Belarusian industry is unlikely to generate new jobs
In January 2017, layoffs surpassed hires in Belarus by 4600 people. Layoffs are common in January due to a slowdown in business activity. As demand for products increases, companies will hire new employees and when peak demand falls, layoffs are likely to resume and employment in industry is likely to decrease by the year-end.
According to the National Statistics Committee, in January 2017, some 40 000 people were hired and 44600 were laid off from Belarusian enterprises. Layoffs have surpassed hires the most in retail trade, construction and agriculture. The IT is the only industry where hires consistently surpassed layoffs.
Over the last five years, employment in the economy always decreased in January. The lowest layoffs were reported in January 2014 - only 100 people. The January employment trend is due to a slowdown in business activity, given numerous public holidays and common leaves for one or two weeks. In addition, exporters, who work mainly with Russia, usually start operations only in the second decade of January. Employees often use the holiday season to find a new job.
In January 2017, Belarus' industry reported an increase in quantitative indices. The industrial production index totalled 105.9% compared with January 2016, real wages in industry rose by 4.9% over the year. However, increased demand has not changed the employment trend. From the 16 types of industrial production only five reported an increase in employment, others only held layoffs and overall layoffs in the industry as a whole totalled more than 1000 people. This implies, that the overall excess labour has retained.
Investment climate in Belarus is not very attractive for new companies with foreign capital. Most large and medium domestic enterprises do not have enough funds to expand production. Rather, enterprises are interested in boosting the productivity of existing employees. In some industries, demand for new employees is seasonal.
In the absence of sufficient budgetary resources to support loss-making enterprises, employment in the economy is likely to continue to reduce due to reorganisations at state-owned enterprises. As compared with 2016, layoffs in industry are likely to decrease, however the overall employment in industry is unlikely to increase by the year-end.
The Belarusian authorities have launched a discussion on the moratorium or abolition of the death penalty under the pressure of Belarusian human rights activists and international community. Apparently, the authorities are interested in monitoring public sentiments and response to the possible abolition of the capital punishment. The introduction of a moratorium on the death penalty would depend on the dynamics in Belarusian-European relations, efforts of the civil society organisations and Western capitals.
In Grodno last week, the possibility of abolishing the death penalty in Belarus or introducing a moratorium was discussed.
The Belarusian authorities are likely to continue to support the death penalty in Belarus. During his rule, President Lukashenka pardoned only one person, and courts sentenced to death more than 400 people since the early 1990s. Over the past year, Belarusian courts sentenced to death several persons and one person was executed.

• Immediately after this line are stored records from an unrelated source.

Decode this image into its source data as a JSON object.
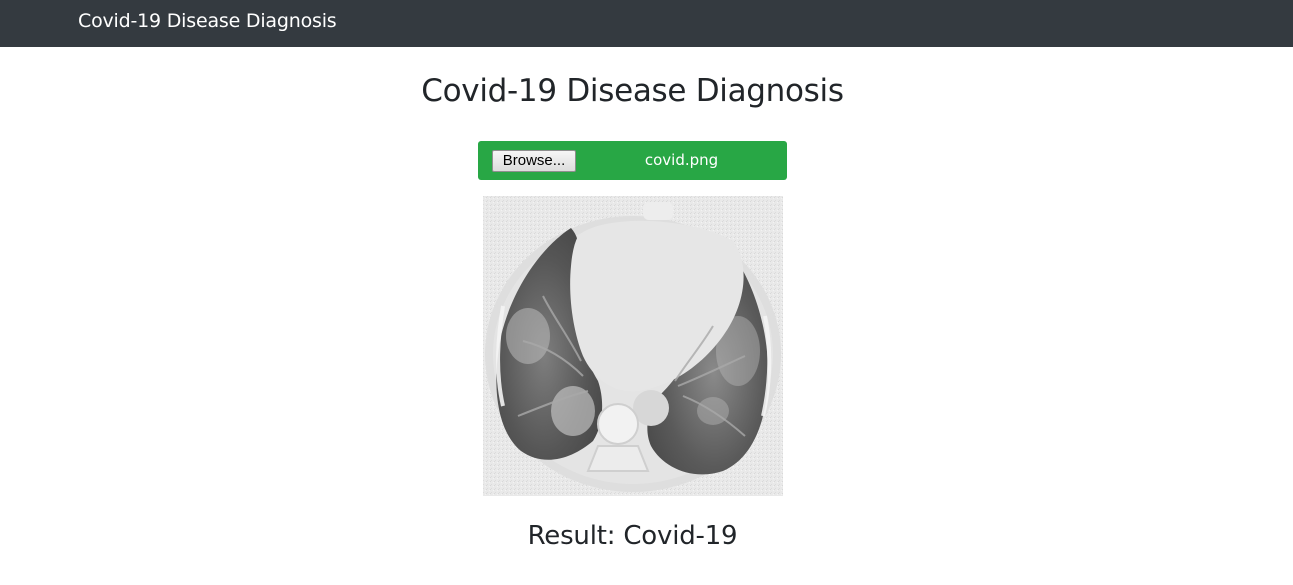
{
  "navbar": {
    "brand": "Covid-19 Disease Diagnosis"
  },
  "main": {
    "title": "Covid-19 Disease Diagnosis",
    "upload": {
      "browse_label": "Browse...",
      "file_name": "covid.png",
      "bar_color": "#28a745"
    },
    "image": {
      "description_icon": "chest-ct-scan-image"
    },
    "result": {
      "text": "Result: Covid-19"
    }
  },
  "colors": {
    "navbar": "#343a40",
    "text": "#212529",
    "upload_bar": "#28a745"
  }
}
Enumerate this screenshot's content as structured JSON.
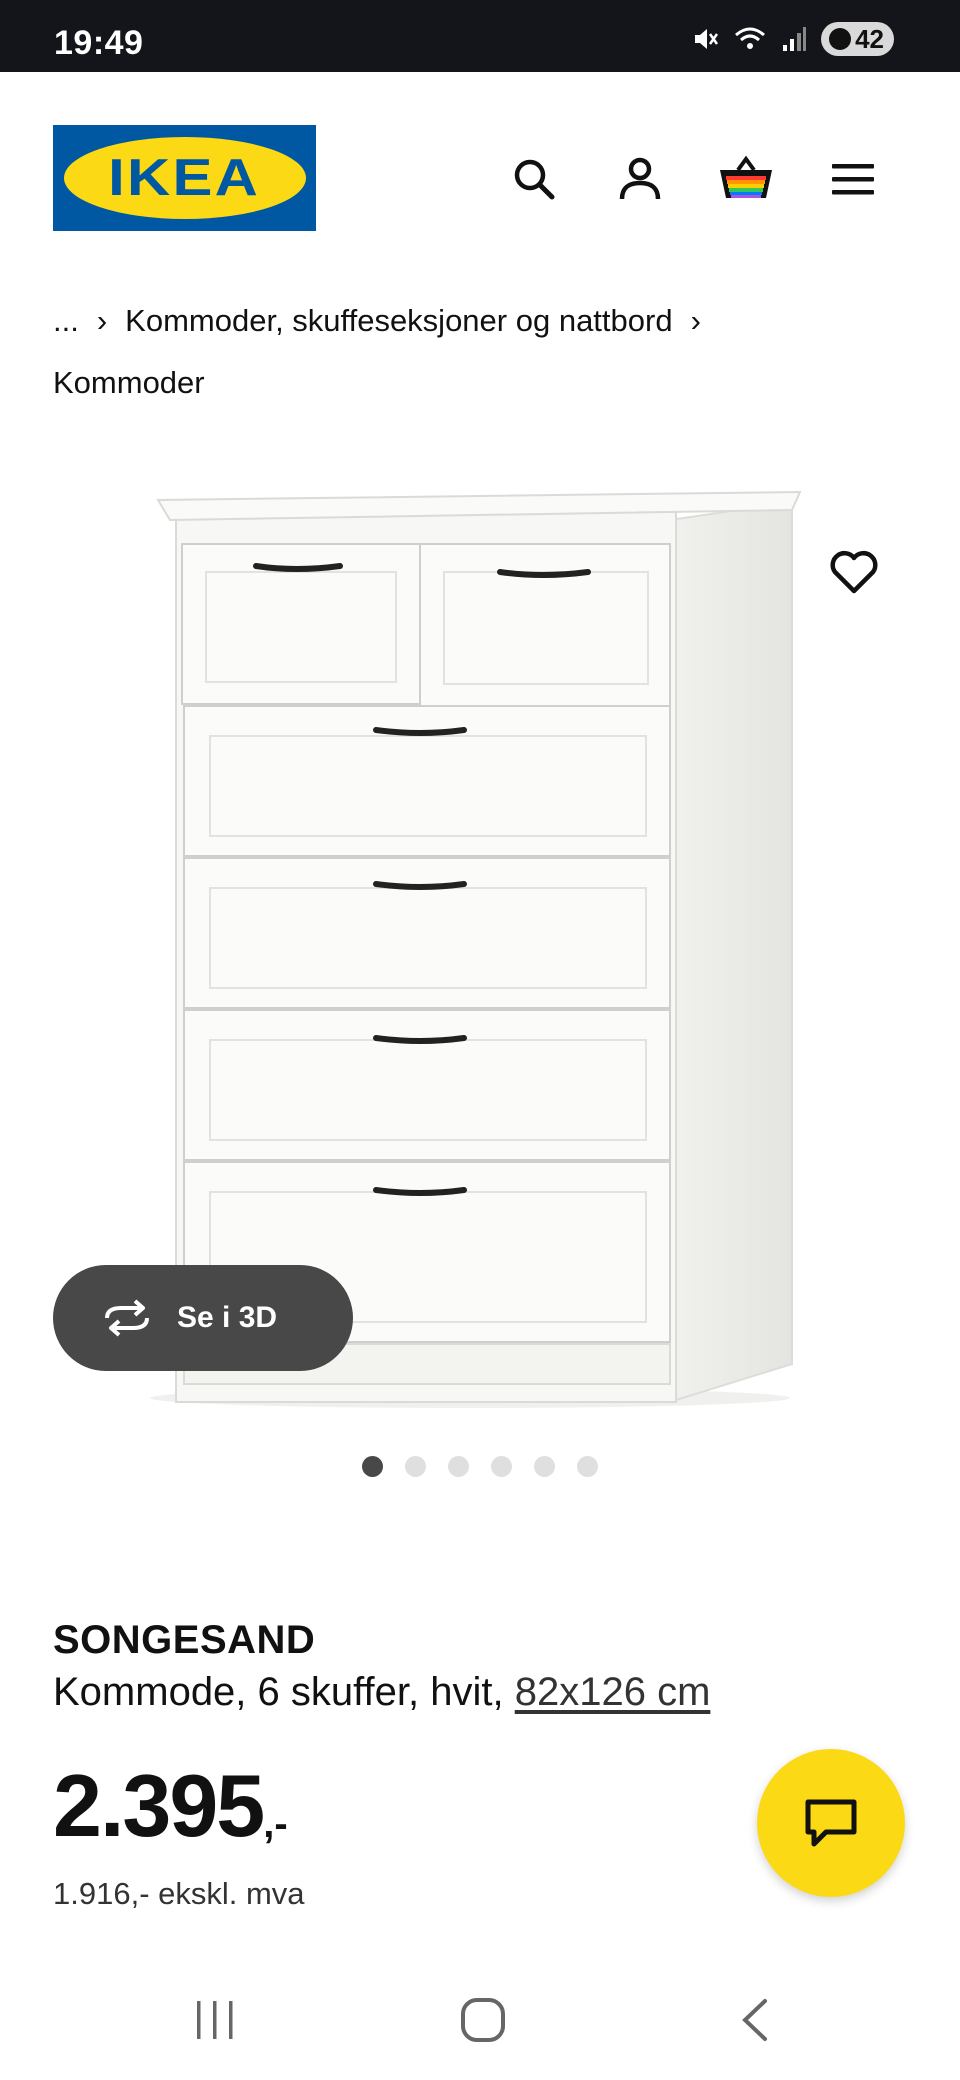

There are no recent independent polls about people’s attitude about the death penalty in Belarus. Apparently, this issue is not a priority for the population. In many ways, public opinion about the abolition of the death penalty would depend on the tone of the state-owned media reports.
That said, the Belarusian Orthodox Church and the Roman-Catholic Church stand for the abolition of the capital punishment, however their efforts in this regard only limit to public statements about their stance. Simultaneously, the authorities could have influenced public opinion about the death penalty through a focused media campaign in the state media. As they did, for example, with the nuclear power plant construction in Astravets. Initially unpopular project of the NPP construction was broadly promoted in the state media, and eventually, according to independent pollsters, was accepted by most population.